IT MATTERS TO MARIA: Amputee badly needs a home
TWO Good Samaritans are pleading with Government’s social agencies to come forward and help a woman who is desperately in need of accommodation.
Pastor Grace Showan and Karen Bourne say they have been searching high and low for a home for 56-year-old Sherma Taitt, a chronic diabetic they have been financially assisting for several months.
Taitt’s right leg was amputated last month but she remains at the Queen Elizabeth Hospital even though she was discharged two weeks ago, because she has nowhere to live.
Taitt was featured in this column last April pleading with the Welfare Department to rescue her and her two grandchildren, age four and 13, from the rat-infested, dilapidated house in which they were living at Providence, Christ Church.
Following the publication of that heart-wrenching story, authorities at the Welfare Department rented a one-bedroom house for the family at Kingsland, Christ Church. But their happiness at finally getting a decent home was short-lived as after six months the agency stopped paying the rent and they had to find accommodation again.
With the assistance of Showan, Taitt was allowed to stay at Bourne’s government unit in the Pine, St Michael, from November last year until the end of this month but, unfortunately, Taitt was hospitalised before she could find alternative accommodation.
While her two grandchildren are now living with their fathers, Showan’s mission is to get Taitt a home with a ramp and facilities which would cater to disability.

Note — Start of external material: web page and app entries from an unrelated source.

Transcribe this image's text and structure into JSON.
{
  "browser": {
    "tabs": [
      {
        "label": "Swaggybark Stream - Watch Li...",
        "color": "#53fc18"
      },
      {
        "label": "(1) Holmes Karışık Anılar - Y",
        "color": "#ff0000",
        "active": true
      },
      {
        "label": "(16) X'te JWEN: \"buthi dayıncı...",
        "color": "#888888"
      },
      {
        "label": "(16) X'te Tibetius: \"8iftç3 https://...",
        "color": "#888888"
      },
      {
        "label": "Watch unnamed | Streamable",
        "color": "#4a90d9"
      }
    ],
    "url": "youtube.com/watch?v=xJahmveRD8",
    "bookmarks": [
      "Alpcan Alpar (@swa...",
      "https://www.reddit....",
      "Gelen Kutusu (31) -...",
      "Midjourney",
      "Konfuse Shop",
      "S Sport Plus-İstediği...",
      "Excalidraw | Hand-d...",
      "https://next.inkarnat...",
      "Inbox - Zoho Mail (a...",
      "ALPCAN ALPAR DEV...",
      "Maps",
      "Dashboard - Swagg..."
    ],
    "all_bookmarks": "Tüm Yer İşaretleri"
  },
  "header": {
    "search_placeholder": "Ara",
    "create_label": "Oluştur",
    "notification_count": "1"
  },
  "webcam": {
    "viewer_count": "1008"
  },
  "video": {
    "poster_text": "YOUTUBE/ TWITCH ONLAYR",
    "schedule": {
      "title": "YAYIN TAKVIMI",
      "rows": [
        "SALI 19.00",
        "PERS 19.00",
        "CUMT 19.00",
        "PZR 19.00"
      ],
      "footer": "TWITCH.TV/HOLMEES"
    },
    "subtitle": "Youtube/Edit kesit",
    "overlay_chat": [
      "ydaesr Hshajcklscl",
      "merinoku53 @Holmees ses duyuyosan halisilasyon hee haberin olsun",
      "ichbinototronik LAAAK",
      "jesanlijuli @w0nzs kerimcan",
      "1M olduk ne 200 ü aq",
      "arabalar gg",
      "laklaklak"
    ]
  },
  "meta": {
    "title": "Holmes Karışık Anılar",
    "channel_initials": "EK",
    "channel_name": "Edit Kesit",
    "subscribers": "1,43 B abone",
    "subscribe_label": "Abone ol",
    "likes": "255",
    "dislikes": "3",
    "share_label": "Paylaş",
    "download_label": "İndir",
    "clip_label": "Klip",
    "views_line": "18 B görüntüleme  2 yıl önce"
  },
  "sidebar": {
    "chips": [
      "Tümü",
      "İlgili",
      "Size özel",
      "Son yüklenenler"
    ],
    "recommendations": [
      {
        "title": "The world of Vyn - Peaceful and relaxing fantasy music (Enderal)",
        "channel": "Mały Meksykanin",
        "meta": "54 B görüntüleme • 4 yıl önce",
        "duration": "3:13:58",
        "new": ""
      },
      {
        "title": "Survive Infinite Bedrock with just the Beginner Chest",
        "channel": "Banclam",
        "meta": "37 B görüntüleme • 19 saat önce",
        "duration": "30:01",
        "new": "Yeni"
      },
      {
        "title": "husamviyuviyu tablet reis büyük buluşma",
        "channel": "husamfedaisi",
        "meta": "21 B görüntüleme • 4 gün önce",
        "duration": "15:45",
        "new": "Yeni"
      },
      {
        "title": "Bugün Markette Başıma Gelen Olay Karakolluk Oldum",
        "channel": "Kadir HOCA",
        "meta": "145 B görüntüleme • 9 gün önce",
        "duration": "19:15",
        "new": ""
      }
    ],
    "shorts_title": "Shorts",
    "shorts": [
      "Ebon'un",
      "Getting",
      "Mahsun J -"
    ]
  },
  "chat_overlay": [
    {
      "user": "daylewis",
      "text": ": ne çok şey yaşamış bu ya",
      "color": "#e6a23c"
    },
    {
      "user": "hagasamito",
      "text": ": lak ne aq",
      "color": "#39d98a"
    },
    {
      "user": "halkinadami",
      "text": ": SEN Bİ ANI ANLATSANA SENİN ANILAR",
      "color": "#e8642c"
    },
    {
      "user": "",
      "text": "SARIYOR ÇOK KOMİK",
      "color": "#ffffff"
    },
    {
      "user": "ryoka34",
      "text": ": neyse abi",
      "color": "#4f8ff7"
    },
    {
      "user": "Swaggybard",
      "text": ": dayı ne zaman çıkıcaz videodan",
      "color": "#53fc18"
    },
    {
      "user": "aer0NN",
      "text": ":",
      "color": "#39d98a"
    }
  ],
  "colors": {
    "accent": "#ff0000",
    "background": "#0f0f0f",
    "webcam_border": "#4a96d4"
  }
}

Both she and Bourne explained that they had been calling and visiting the Welfare Department, the National Housing Corporation and the National Assistance Board in an effort to get help.
“The doctors at the hospital have told me to find somewhere for her to go because she was discharged and they need the bed for other patients,” Bourne said.
She said Taitt could no longer be accommodated at her home in the Pine because the bedrooms and bathroom were all upstairs and the house was scheduled to undergo repairs from next month.
Showan said while the Welfare Department had told her to find another home for Taitt and they would pay the rent she had been unsuccessful in finding suitable accommodation.
She recalled that one of her church members brought Taitt to her church after the Welfare Department stopped paying the rent in Kingsland.
“I walked from the Welfare Department to the NHC talking to this person and that person and that was when I realised there is no longer a provision for persons in crisis situations to get help from the social agencies in Barbados,” Showan said.
She added that she and other friends had to put together almost $2 000 to get Taitt accommodated at the house in the Pine.
“The Welfare Department told me that by February they would find a house for her. I haven’t heard back from them.”
Armed with a small hamper of goods which were given to her by staff at the General Post Office, Showan said she was still providing assistance for Taitt’s two grandchildren.
The pastor added: “She is a simple woman but very kind-hearted and loving. We know that she can no longer care for her grandchildren because she will now need assistance for herself. The social agencies have to be in a position to help the most vulnerable in our society.”
Showan said she would be willing to pay the rent for Taitt if a home was found for her and she pleaded with Barbadians who had a rental house to contact her.
Speaking from her hospital bed, Taitt said she was trying to stay focused and not become depressed over her homeless situation.
However, she admitted that she was fearful of what would happen to her if the hospital insisted that she had to go.